It Follows review: This is a sensational surprise
Packed with great performances, camera work and music, this thriller will send shivers down the spine of even the most jaded viewer.movie reviews Updated: Apr 11, 2015 10:07 IST
David Robert Mitchell
Maika Monroe, Keir Gilchrist
Unlike several overrated recent frighteners (Insidious, The Conjuring, Annabelle), It Follows is a vividly rendered teenage thriller which will send shivers down the spine of even the most jaded viewer. Working in tandem with cinematographer Michael Gioulakis and editor Julio Perez, the forty-something filmmaker never falters in delivering unnerving chills.
Set in and around the director’s home town of Michigan, the atmospheric tale kicks off with a prologue in which a panicstricken young woman flees from home only to be killed by the invisible entity that has been stalking her. So far, so creepy.
The dread factor ratchets up as the rest of the story unfolds. After a casual dalliance, another suburban teenager (Monroe) finds herself the target of a shapeshifting spectre. The perils of promiscuity are explored as the life of the infected blonde spirals out of control. The ‘it’ of the title — a sort of sexually transmitted demon — manifests itself in various forms ranging from a naked man atop a roof to an old woman meandering around the corridors of a hospital.
Watch the trailer:
Relentlessly pursued at a languid pace by the mysterious monster, our heroine’s only chance of survival is if she passes on the eponymous curse to a new partner. Making bravura use of screen space and depth of field, Mitchell forgoes rote "boo!" tactics, opting instead to enhance the pervading feeling of paranoia and entrapment. The spectator is constantly urged to examine the edges of the frame for signs of menace.
Among the standout set pieces are a 360-degree pan across the hallway of a school and the elaborate encounter in an unused swimming pool where the protagonist and a group of her sympathetic friends strive to destroy the apparition.

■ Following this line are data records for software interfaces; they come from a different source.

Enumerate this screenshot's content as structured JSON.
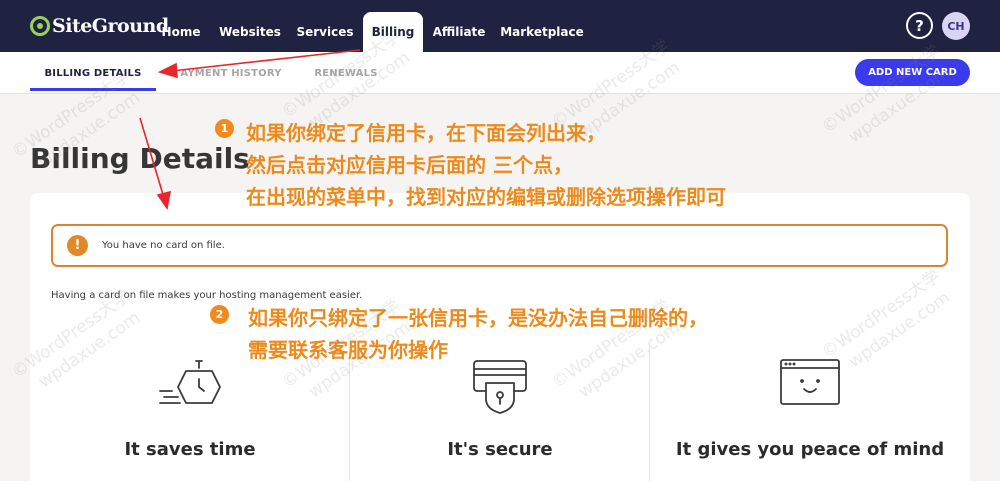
{
  "brand": {
    "name": "SiteGround",
    "accent": "#9ad05a",
    "nav_bg": "#1f2240",
    "primary": "#3b3aed"
  },
  "nav": {
    "tabs": [
      {
        "label": "Home"
      },
      {
        "label": "Websites"
      },
      {
        "label": "Services"
      },
      {
        "label": "Billing",
        "active": true
      },
      {
        "label": "Affiliate"
      },
      {
        "label": "Marketplace"
      }
    ],
    "help_icon": "question-circle-icon",
    "help_label": "?",
    "avatar_initials": "CH"
  },
  "subnav": {
    "tabs": [
      {
        "label": "BILLING DETAILS",
        "active": true
      },
      {
        "label": "PAYMENT HISTORY",
        "visible_label": "AYMENT HISTORY"
      },
      {
        "label": "RENEWALS"
      }
    ],
    "add_card_label": "ADD NEW CARD"
  },
  "page": {
    "title": "Billing Details",
    "alert": {
      "icon": "exclamation-circle-icon",
      "text": "You have no card on file.",
      "color": "#d8862f"
    },
    "intro": "Having a card on file makes your hosting management easier.",
    "features": [
      {
        "icon": "stopwatch-icon",
        "title": "It saves time"
      },
      {
        "icon": "credit-card-shield-icon",
        "title": "It's secure"
      },
      {
        "icon": "browser-smiley-icon",
        "title": "It gives you peace of mind"
      }
    ]
  },
  "annotations": {
    "color": "#ec8a1c",
    "notes": [
      {
        "number": "1",
        "lines": [
          "如果你绑定了信用卡，在下面会列出来，",
          "然后点击对应信用卡后面的 三个点，",
          "在出现的菜单中，找到对应的编辑或删除选项操作即可"
        ]
      },
      {
        "number": "2",
        "lines": [
          "如果你只绑定了一张信用卡，是没办法自己删除的，",
          "需要联系客服为你操作"
        ]
      }
    ],
    "arrow_color": "#e8262d"
  },
  "watermarks": [
    "©WordPress大学",
    "wpdaxue.com"
  ]
}
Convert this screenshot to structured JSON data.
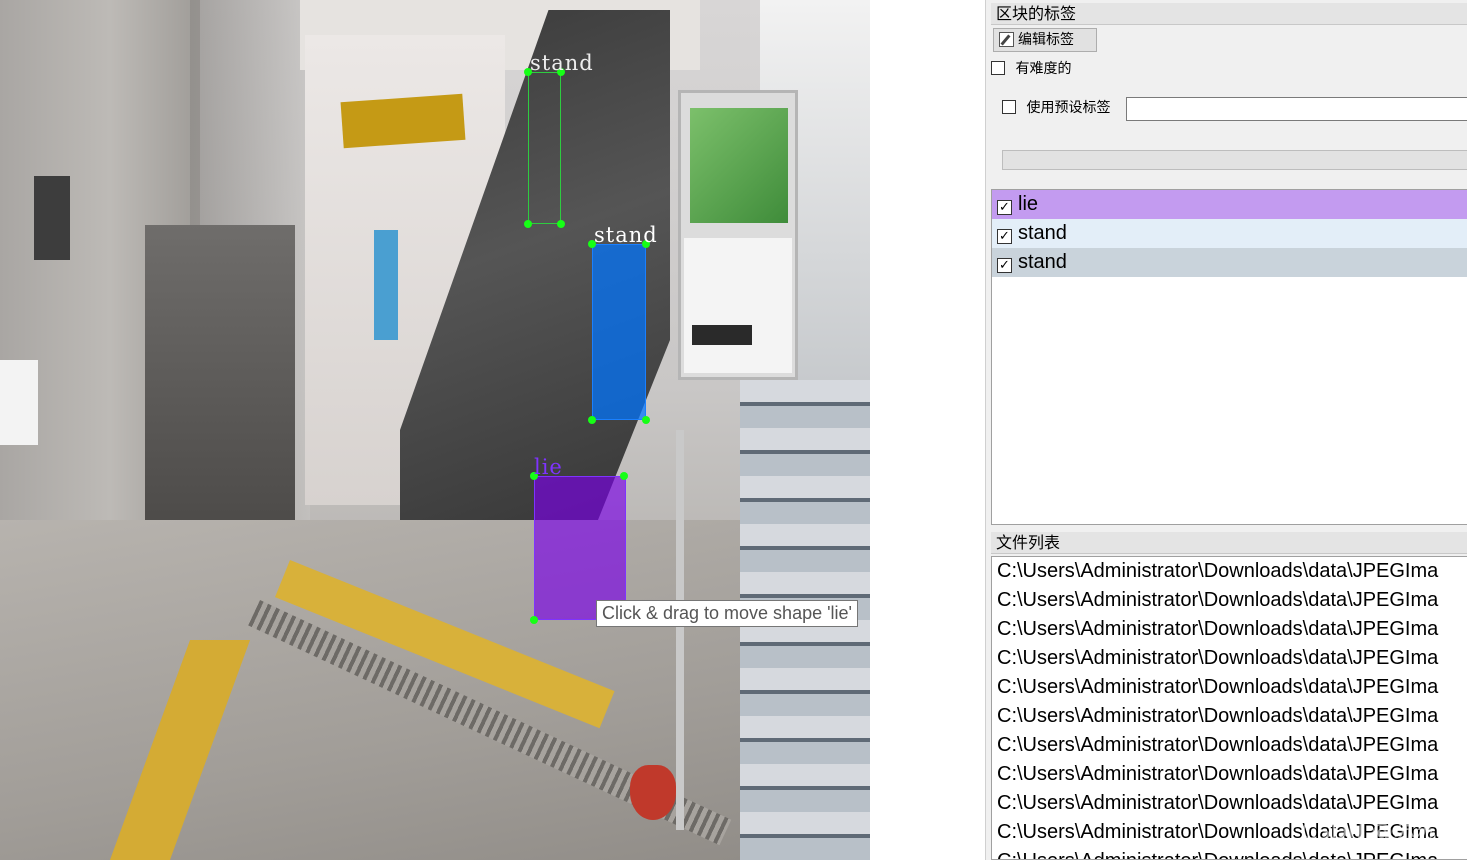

The performances by the fresh-faced newcomers are spot on. In addition, the discordant electronic soundscape designed by musician Disasterpeace (real name: Rich Vreeland) packs a wallop.